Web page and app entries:
- - - - - - -

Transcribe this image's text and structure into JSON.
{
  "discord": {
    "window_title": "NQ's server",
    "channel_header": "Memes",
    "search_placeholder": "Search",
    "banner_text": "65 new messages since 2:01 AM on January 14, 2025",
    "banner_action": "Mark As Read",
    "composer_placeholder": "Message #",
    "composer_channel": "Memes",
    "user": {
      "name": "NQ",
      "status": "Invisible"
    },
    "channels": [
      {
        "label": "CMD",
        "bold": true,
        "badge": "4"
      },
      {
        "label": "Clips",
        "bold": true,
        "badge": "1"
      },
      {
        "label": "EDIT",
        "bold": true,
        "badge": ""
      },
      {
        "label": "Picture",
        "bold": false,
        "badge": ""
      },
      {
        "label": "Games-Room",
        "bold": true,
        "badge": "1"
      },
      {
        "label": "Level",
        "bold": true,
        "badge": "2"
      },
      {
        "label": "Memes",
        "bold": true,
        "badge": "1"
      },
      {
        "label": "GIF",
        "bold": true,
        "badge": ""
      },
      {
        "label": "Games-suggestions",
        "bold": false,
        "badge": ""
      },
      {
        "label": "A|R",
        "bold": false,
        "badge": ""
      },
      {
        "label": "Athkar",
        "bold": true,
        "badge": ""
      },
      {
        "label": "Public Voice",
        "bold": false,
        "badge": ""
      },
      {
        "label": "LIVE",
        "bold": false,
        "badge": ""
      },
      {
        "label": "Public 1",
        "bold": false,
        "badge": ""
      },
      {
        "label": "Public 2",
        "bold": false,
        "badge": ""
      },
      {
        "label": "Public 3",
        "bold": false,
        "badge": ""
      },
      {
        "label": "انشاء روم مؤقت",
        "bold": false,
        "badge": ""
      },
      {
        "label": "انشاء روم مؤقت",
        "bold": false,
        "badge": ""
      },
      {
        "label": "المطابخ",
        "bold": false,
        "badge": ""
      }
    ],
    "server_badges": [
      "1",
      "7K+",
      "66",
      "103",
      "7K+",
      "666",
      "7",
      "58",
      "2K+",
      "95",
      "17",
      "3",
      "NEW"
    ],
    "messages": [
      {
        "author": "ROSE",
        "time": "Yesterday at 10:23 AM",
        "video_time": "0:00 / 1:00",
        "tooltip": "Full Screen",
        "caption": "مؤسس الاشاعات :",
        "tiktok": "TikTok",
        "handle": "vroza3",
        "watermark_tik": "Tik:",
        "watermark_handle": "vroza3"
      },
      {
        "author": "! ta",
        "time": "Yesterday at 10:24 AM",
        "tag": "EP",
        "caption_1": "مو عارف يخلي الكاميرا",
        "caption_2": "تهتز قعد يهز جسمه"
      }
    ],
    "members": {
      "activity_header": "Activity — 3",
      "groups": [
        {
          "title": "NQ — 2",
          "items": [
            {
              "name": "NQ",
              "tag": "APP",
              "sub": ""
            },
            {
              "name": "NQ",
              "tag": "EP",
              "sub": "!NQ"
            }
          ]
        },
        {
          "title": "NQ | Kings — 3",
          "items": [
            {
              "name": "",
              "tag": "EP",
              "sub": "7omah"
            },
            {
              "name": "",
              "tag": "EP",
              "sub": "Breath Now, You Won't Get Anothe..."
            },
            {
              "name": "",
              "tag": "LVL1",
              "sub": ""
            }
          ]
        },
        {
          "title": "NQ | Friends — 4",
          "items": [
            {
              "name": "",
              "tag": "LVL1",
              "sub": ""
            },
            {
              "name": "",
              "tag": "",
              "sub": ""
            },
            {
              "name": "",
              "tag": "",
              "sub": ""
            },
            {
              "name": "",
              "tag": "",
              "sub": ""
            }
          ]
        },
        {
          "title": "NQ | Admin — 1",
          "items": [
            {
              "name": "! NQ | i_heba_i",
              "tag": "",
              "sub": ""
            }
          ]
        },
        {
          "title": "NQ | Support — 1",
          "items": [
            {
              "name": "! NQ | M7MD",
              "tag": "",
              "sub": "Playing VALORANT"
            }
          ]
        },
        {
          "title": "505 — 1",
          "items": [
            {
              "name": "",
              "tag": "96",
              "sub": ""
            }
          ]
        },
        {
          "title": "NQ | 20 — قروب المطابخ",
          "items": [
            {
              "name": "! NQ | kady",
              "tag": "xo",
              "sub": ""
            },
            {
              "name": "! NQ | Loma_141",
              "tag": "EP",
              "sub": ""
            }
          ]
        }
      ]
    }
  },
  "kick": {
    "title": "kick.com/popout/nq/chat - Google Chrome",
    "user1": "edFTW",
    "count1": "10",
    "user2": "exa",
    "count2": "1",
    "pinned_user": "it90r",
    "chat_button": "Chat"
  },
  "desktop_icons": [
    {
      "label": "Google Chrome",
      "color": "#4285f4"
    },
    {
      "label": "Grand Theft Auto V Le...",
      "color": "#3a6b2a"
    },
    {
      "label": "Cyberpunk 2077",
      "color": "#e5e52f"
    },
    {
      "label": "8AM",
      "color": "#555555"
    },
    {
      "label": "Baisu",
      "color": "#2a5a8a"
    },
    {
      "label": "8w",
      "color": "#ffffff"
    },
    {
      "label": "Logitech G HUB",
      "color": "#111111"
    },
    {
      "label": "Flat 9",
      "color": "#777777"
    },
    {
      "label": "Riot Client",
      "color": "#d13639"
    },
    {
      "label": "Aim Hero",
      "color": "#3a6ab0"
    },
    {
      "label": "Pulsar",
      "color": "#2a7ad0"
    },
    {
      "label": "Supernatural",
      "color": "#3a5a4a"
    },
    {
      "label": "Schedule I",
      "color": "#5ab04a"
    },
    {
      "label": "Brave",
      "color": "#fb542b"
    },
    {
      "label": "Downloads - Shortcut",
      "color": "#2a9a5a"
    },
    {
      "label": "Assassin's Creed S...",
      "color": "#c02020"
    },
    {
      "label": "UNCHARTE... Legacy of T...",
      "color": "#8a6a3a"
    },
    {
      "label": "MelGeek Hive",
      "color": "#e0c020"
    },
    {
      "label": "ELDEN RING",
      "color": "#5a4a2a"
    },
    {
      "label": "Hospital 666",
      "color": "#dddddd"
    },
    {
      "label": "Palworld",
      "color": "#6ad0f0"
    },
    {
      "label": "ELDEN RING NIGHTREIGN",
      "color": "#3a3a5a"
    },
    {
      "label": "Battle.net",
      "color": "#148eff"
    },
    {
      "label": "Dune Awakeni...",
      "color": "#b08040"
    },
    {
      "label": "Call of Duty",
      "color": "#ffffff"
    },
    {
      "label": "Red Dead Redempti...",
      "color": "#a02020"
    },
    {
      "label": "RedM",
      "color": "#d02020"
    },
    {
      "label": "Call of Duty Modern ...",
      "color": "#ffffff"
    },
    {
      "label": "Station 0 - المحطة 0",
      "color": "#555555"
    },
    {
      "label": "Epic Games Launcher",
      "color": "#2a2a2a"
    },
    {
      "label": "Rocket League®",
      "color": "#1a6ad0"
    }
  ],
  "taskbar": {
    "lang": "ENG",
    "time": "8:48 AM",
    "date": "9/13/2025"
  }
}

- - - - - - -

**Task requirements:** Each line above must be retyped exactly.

**The answer:**
Transcribe this image's text and structure into JSON.
{
  "discord": {
    "window_title": "NQ's server",
    "channel_header": "Memes",
    "search_placeholder": "Search",
    "banner_text": "65 new messages since 2:01 AM on January 14, 2025",
    "banner_action": "Mark As Read",
    "composer_placeholder": "Message #",
    "composer_channel": "Memes",
    "user": {
      "name": "NQ",
      "status": "Invisible"
    },
    "channels": [
      {
        "label": "CMD",
        "bold": true,
        "badge": "4"
      },
      {
        "label": "Clips",
        "bold": true,
        "badge": "1"
      },
      {
        "label": "EDIT",
        "bold": true,
        "badge": ""
      },
      {
        "label": "Picture",
        "bold": false,
        "badge": ""
      },
      {
        "label": "Games-Room",
        "bold": true,
        "badge": "1"
      },
      {
        "label": "Level",
        "bold": true,
        "badge": "2"
      },
      {
        "label": "Memes",
        "bold": true,
        "badge": "1"
      },
      {
        "label": "GIF",
        "bold": true,
        "badge": ""
      },
      {
        "label": "Games-suggestions",
        "bold": false,
        "badge": ""
      },
      {
        "label": "A|R",
        "bold": false,
        "badge": ""
      },
      {
        "label": "Athkar",
        "bold": true,
        "badge": ""
      },
      {
        "label": "Public Voice",
        "bold": false,
        "badge": ""
      },
      {
        "label": "LIVE",
        "bold": false,
        "badge": ""
      },
      {
        "label": "Public 1",
        "bold": false,
        "badge": ""
      },
      {
        "label": "Public 2",
        "bold": false,
        "badge": ""
      },
      {
        "label": "Public 3",
        "bold": false,
        "badge": ""
      },
      {
        "label": "انشاء روم مؤقت",
        "bold": false,
        "badge": ""
      },
      {
        "label": "انشاء روم مؤقت",
        "bold": false,
        "badge": ""
      },
      {
        "label": "المطابخ",
        "bold": false,
        "badge": ""
      }
    ],
    "server_badges": [
      "1",
      "7K+",
      "66",
      "103",
      "7K+",
      "666",
      "7",
      "58",
      "2K+",
      "95",
      "17",
      "3",
      "NEW"
    ],
    "messages": [
      {
        "author": "ROSE",
        "time": "Yesterday at 10:23 AM",
        "video_time": "0:00 / 1:00",
        "tooltip": "Full Screen",
        "caption": "مؤسس الاشاعات :",
        "tiktok": "TikTok",
        "handle": "vroza3",
        "watermark_tik": "Tik:",
        "watermark_handle": "vroza3"
      },
      {
        "author": "! ta",
        "time": "Yesterday at 10:24 AM",
        "tag": "EP",
        "caption_1": "مو عارف يخلي الكاميرا",
        "caption_2": "تهتز قعد يهز جسمه"
      }
    ],
    "members": {
      "activity_header": "Activity — 3",
      "groups": [
        {
          "title": "NQ — 2",
          "items": [
            {
              "name": "NQ",
              "tag": "APP",
              "sub": ""
            },
            {
              "name": "NQ",
              "tag": "EP",
              "sub": "!NQ"
            }
          ]
        },
        {
          "title": "NQ | Kings — 3",
          "items": [
            {
              "name": "",
              "tag": "EP",
              "sub": "7omah"
            },
            {
              "name": "",
              "tag": "EP",
              "sub": "Breath Now, You Won't Get Anothe..."
            },
            {
              "name": "",
              "tag": "LVL1",
              "sub": ""
            }
          ]
        },
        {
          "title": "NQ | Friends — 4",
          "items": [
            {
              "name": "",
              "tag": "LVL1",
              "sub": ""
            },
            {
              "name": "",
              "tag": "",
              "sub": ""
            },
            {
              "name": "",
              "tag": "",
              "sub": ""
            },
            {
              "name": "",
              "tag": "",
              "sub": ""
            }
          ]
        },
        {
          "title": "NQ | Admin — 1",
          "items": [
            {
              "name": "! NQ | i_heba_i",
              "tag": "",
              "sub": ""
            }
          ]
        },
        {
          "title": "NQ | Support — 1",
          "items": [
            {
              "name": "! NQ | M7MD",
              "tag": "",
              "sub": "Playing VALORANT"
            }
          ]
        },
        {
          "title": "505 — 1",
          "items": [
            {
              "name": "",
              "tag": "96",
              "sub": ""
            }
          ]
        },
        {
          "title": "NQ | 20 — قروب المطابخ",
          "items": [
            {
              "name": "! NQ | kady",
              "tag": "xo",
              "sub": ""
            },
            {
              "name": "! NQ | Loma_141",
              "tag": "EP",
              "sub": ""
            }
          ]
        }
      ]
    }
  },
  "kick": {
    "title": "kick.com/popout/nq/chat - Google Chrome",
    "user1": "edFTW",
    "count1": "10",
    "user2": "exa",
    "count2": "1",
    "pinned_user": "it90r",
    "chat_button": "Chat"
  },
  "desktop_icons": [
    {
      "label": "Google Chrome",
      "color": "#4285f4"
    },
    {
      "label": "Grand Theft Auto V Le...",
      "color": "#3a6b2a"
    },
    {
      "label": "Cyberpunk 2077",
      "color": "#e5e52f"
    },
    {
      "label": "8AM",
      "color": "#555555"
    },
    {
      "label": "Baisu",
      "color": "#2a5a8a"
    },
    {
      "label": "8w",
      "color": "#ffffff"
    },
    {
      "label": "Logitech G HUB",
      "color": "#111111"
    },
    {
      "label": "Flat 9",
      "color": "#777777"
    },
    {
      "label": "Riot Client",
      "color": "#d13639"
    },
    {
      "label": "Aim Hero",
      "color": "#3a6ab0"
    },
    {
      "label": "Pulsar",
      "color": "#2a7ad0"
    },
    {
      "label": "Supernatural",
      "color": "#3a5a4a"
    },
    {
      "label": "Schedule I",
      "color": "#5ab04a"
    },
    {
      "label": "Brave",
      "color": "#fb542b"
    },
    {
      "label": "Downloads - Shortcut",
      "color": "#2a9a5a"
    },
    {
      "label": "Assassin's Creed S...",
      "color": "#c02020"
    },
    {
      "label": "UNCHARTE... Legacy of T...",
      "color": "#8a6a3a"
    },
    {
      "label": "MelGeek Hive",
      "color": "#e0c020"
    },
    {
      "label": "ELDEN RING",
      "color": "#5a4a2a"
    },
    {
      "label": "Hospital 666",
      "color": "#dddddd"
    },
    {
      "label": "Palworld",
      "color": "#6ad0f0"
    },
    {
      "label": "ELDEN RING NIGHTREIGN",
      "color": "#3a3a5a"
    },
    {
      "label": "Battle.net",
      "color": "#148eff"
    },
    {
      "label": "Dune Awakeni...",
      "color": "#b08040"
    },
    {
      "label": "Call of Duty",
      "color": "#ffffff"
    },
    {
      "label": "Red Dead Redempti...",
      "color": "#a02020"
    },
    {
      "label": "RedM",
      "color": "#d02020"
    },
    {
      "label": "Call of Duty Modern ...",
      "color": "#ffffff"
    },
    {
      "label": "Station 0 - المحطة 0",
      "color": "#555555"
    },
    {
      "label": "Epic Games Launcher",
      "color": "#2a2a2a"
    },
    {
      "label": "Rocket League®",
      "color": "#1a6ad0"
    }
  ],
  "taskbar": {
    "lang": "ENG",
    "time": "8:48 AM",
    "date": "9/13/2025"
  }
}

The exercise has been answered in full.